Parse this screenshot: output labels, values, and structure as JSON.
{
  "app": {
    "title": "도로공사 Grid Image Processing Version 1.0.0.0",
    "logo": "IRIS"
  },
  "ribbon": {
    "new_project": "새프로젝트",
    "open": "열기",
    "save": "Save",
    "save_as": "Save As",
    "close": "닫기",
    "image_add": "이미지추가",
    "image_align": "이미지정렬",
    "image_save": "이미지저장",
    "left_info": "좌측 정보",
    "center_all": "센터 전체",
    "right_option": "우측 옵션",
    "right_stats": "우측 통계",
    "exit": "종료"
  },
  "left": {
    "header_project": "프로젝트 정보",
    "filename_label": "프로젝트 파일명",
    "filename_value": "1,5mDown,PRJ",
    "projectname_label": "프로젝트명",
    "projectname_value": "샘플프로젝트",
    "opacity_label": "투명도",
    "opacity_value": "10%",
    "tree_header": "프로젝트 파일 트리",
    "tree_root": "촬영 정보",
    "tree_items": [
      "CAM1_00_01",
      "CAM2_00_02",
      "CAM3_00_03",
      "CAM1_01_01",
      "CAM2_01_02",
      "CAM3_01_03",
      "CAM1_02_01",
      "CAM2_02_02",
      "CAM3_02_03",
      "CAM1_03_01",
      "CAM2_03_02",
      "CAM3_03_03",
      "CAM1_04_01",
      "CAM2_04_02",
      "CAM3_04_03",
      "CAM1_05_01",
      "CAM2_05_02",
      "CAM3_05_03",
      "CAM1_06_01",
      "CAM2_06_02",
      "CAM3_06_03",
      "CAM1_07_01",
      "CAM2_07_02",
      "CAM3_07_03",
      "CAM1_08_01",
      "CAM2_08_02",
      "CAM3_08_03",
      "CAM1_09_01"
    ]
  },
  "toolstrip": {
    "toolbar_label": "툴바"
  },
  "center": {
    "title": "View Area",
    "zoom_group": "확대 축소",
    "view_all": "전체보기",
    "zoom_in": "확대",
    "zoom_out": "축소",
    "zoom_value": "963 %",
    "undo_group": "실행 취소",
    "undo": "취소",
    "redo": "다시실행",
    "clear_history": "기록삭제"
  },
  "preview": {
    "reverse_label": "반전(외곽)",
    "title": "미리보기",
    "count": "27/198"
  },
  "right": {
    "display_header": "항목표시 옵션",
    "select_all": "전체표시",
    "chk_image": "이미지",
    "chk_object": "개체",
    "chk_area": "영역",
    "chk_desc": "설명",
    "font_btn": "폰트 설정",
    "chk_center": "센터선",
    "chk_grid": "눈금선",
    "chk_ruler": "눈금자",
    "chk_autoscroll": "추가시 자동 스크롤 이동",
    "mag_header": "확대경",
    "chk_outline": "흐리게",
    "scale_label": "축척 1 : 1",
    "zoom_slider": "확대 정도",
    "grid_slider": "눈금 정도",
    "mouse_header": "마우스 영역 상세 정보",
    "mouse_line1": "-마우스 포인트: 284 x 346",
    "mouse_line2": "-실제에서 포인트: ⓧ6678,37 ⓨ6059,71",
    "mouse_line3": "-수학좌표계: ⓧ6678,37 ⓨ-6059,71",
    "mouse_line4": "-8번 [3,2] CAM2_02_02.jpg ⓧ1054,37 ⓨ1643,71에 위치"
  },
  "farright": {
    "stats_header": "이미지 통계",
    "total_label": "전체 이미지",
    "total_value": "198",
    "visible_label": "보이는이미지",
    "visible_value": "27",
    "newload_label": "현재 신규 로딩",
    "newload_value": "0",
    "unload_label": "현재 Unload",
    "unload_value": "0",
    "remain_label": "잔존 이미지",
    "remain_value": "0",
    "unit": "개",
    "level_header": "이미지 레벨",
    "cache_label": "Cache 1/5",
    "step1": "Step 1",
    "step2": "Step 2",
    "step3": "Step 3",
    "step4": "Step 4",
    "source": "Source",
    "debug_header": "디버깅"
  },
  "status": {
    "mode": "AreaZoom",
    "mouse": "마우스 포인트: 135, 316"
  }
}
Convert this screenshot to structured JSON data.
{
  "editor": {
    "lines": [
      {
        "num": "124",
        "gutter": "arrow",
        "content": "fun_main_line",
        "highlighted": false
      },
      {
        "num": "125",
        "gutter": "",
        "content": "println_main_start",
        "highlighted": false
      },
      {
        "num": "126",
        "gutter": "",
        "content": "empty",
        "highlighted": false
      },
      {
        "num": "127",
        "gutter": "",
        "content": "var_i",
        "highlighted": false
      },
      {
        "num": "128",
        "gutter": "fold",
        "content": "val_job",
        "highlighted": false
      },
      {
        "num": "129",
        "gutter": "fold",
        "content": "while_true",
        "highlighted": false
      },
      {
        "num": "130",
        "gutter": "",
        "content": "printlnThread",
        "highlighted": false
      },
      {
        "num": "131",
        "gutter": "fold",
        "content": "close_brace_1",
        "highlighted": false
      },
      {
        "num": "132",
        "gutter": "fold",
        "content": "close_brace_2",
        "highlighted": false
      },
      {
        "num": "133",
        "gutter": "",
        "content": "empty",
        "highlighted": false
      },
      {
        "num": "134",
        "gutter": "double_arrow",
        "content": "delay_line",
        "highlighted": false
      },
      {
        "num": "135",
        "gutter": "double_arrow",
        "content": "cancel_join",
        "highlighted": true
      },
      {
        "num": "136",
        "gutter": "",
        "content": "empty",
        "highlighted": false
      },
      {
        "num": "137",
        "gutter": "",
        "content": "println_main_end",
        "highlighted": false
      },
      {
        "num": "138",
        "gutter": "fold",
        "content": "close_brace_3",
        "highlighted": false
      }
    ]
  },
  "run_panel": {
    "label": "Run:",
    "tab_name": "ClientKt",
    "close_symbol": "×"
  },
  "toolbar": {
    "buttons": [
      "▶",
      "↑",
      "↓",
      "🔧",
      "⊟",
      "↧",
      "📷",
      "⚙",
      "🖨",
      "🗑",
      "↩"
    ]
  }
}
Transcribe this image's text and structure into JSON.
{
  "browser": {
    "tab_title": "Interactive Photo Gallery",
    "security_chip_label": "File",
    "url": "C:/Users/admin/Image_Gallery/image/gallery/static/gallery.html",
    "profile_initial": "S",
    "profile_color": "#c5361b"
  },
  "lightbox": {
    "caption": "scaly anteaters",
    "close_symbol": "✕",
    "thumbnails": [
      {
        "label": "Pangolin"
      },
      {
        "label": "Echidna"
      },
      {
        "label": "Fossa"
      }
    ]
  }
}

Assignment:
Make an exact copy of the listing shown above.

Solution:
Parse this screenshot: output labels, values, and structure as JSON.
{
  "app": {
    "title": "도로공사 Grid Image Processing Version 1.0.0.0",
    "logo": "IRIS"
  },
  "ribbon": {
    "new_project": "새프로젝트",
    "open": "열기",
    "save": "Save",
    "save_as": "Save As",
    "close": "닫기",
    "image_add": "이미지추가",
    "image_align": "이미지정렬",
    "image_save": "이미지저장",
    "left_info": "좌측 정보",
    "center_all": "센터 전체",
    "right_option": "우측 옵션",
    "right_stats": "우측 통계",
    "exit": "종료"
  },
  "left": {
    "header_project": "프로젝트 정보",
    "filename_label": "프로젝트 파일명",
    "filename_value": "1,5mDown,PRJ",
    "projectname_label": "프로젝트명",
    "projectname_value": "샘플프로젝트",
    "opacity_label": "투명도",
    "opacity_value": "10%",
    "tree_header": "프로젝트 파일 트리",
    "tree_root": "촬영 정보",
    "tree_items": [
      "CAM1_00_01",
      "CAM2_00_02",
      "CAM3_00_03",
      "CAM1_01_01",
      "CAM2_01_02",
      "CAM3_01_03",
      "CAM1_02_01",
      "CAM2_02_02",
      "CAM3_02_03",
      "CAM1_03_01",
      "CAM2_03_02",
      "CAM3_03_03",
      "CAM1_04_01",
      "CAM2_04_02",
      "CAM3_04_03",
      "CAM1_05_01",
      "CAM2_05_02",
      "CAM3_05_03",
      "CAM1_06_01",
      "CAM2_06_02",
      "CAM3_06_03",
      "CAM1_07_01",
      "CAM2_07_02",
      "CAM3_07_03",
      "CAM1_08_01",
      "CAM2_08_02",
      "CAM3_08_03",
      "CAM1_09_01"
    ]
  },
  "toolstrip": {
    "toolbar_label": "툴바"
  },
  "center": {
    "title": "View Area",
    "zoom_group": "확대 축소",
    "view_all": "전체보기",
    "zoom_in": "확대",
    "zoom_out": "축소",
    "zoom_value": "963 %",
    "undo_group": "실행 취소",
    "undo": "취소",
    "redo": "다시실행",
    "clear_history": "기록삭제"
  },
  "preview": {
    "reverse_label": "반전(외곽)",
    "title": "미리보기",
    "count": "27/198"
  },
  "right": {
    "display_header": "항목표시 옵션",
    "select_all": "전체표시",
    "chk_image": "이미지",
    "chk_object": "개체",
    "chk_area": "영역",
    "chk_desc": "설명",
    "font_btn": "폰트 설정",
    "chk_center": "센터선",
    "chk_grid": "눈금선",
    "chk_ruler": "눈금자",
    "chk_autoscroll": "추가시 자동 스크롤 이동",
    "mag_header": "확대경",
    "chk_outline": "흐리게",
    "scale_label": "축척 1 : 1",
    "zoom_slider": "확대 정도",
    "grid_slider": "눈금 정도",
    "mouse_header": "마우스 영역 상세 정보",
    "mouse_line1": "-마우스 포인트: 284 x 346",
    "mouse_line2": "-실제에서 포인트: ⓧ6678,37 ⓨ6059,71",
    "mouse_line3": "-수학좌표계: ⓧ6678,37 ⓨ-6059,71",
    "mouse_line4": "-8번 [3,2] CAM2_02_02.jpg ⓧ1054,37 ⓨ1643,71에 위치"
  },
  "farright": {
    "stats_header": "이미지 통계",
    "total_label": "전체 이미지",
    "total_value": "198",
    "visible_label": "보이는이미지",
    "visible_value": "27",
    "newload_label": "현재 신규 로딩",
    "newload_value": "0",
    "unload_label": "현재 Unload",
    "unload_value": "0",
    "remain_label": "잔존 이미지",
    "remain_value": "0",
    "unit": "개",
    "level_header": "이미지 레벨",
    "cache_label": "Cache 1/5",
    "step1": "Step 1",
    "step2": "Step 2",
    "step3": "Step 3",
    "step4": "Step 4",
    "source": "Source",
    "debug_header": "디버깅"
  },
  "status": {
    "mode": "AreaZoom",
    "mouse": "마우스 포인트: 135, 316"
  }
}
Convert this screenshot to structured JSON data.
{
  "editor": {
    "lines": [
      {
        "num": "124",
        "gutter": "arrow",
        "content": "fun_main_line",
        "highlighted": false
      },
      {
        "num": "125",
        "gutter": "",
        "content": "println_main_start",
        "highlighted": false
      },
      {
        "num": "126",
        "gutter": "",
        "content": "empty",
        "highlighted": false
      },
      {
        "num": "127",
        "gutter": "",
        "content": "var_i",
        "highlighted": false
      },
      {
        "num": "128",
        "gutter": "fold",
        "content": "val_job",
        "highlighted": false
      },
      {
        "num": "129",
        "gutter": "fold",
        "content": "while_true",
        "highlighted": false
      },
      {
        "num": "130",
        "gutter": "",
        "content": "printlnThread",
        "highlighted": false
      },
      {
        "num": "131",
        "gutter": "fold",
        "content": "close_brace_1",
        "highlighted": false
      },
      {
        "num": "132",
        "gutter": "fold",
        "content": "close_brace_2",
        "highlighted": false
      },
      {
        "num": "133",
        "gutter": "",
        "content": "empty",
        "highlighted": false
      },
      {
        "num": "134",
        "gutter": "double_arrow",
        "content": "delay_line",
        "highlighted": false
      },
      {
        "num": "135",
        "gutter": "double_arrow",
        "content": "cancel_join",
        "highlighted": true
      },
      {
        "num": "136",
        "gutter": "",
        "content": "empty",
        "highlighted": false
      },
      {
        "num": "137",
        "gutter": "",
        "content": "println_main_end",
        "highlighted": false
      },
      {
        "num": "138",
        "gutter": "fold",
        "content": "close_brace_3",
        "highlighted": false
      }
    ]
  },
  "run_panel": {
    "label": "Run:",
    "tab_name": "ClientKt",
    "close_symbol": "×"
  },
  "toolbar": {
    "buttons": [
      "▶",
      "↑",
      "↓",
      "🔧",
      "⊟",
      "↧",
      "📷",
      "⚙",
      "🖨",
      "🗑",
      "↩"
    ]
  }
}
Transcribe this image's text and structure into JSON.
{
  "browser": {
    "tab_title": "Interactive Photo Gallery",
    "security_chip_label": "File",
    "url": "C:/Users/admin/Image_Gallery/image/gallery/static/gallery.html",
    "profile_initial": "S",
    "profile_color": "#c5361b"
  },
  "lightbox": {
    "caption": "scaly anteaters",
    "close_symbol": "✕",
    "thumbnails": [
      {
        "label": "Pangolin"
      },
      {
        "label": "Echidna"
      },
      {
        "label": "Fossa"
      }
    ]
  }
}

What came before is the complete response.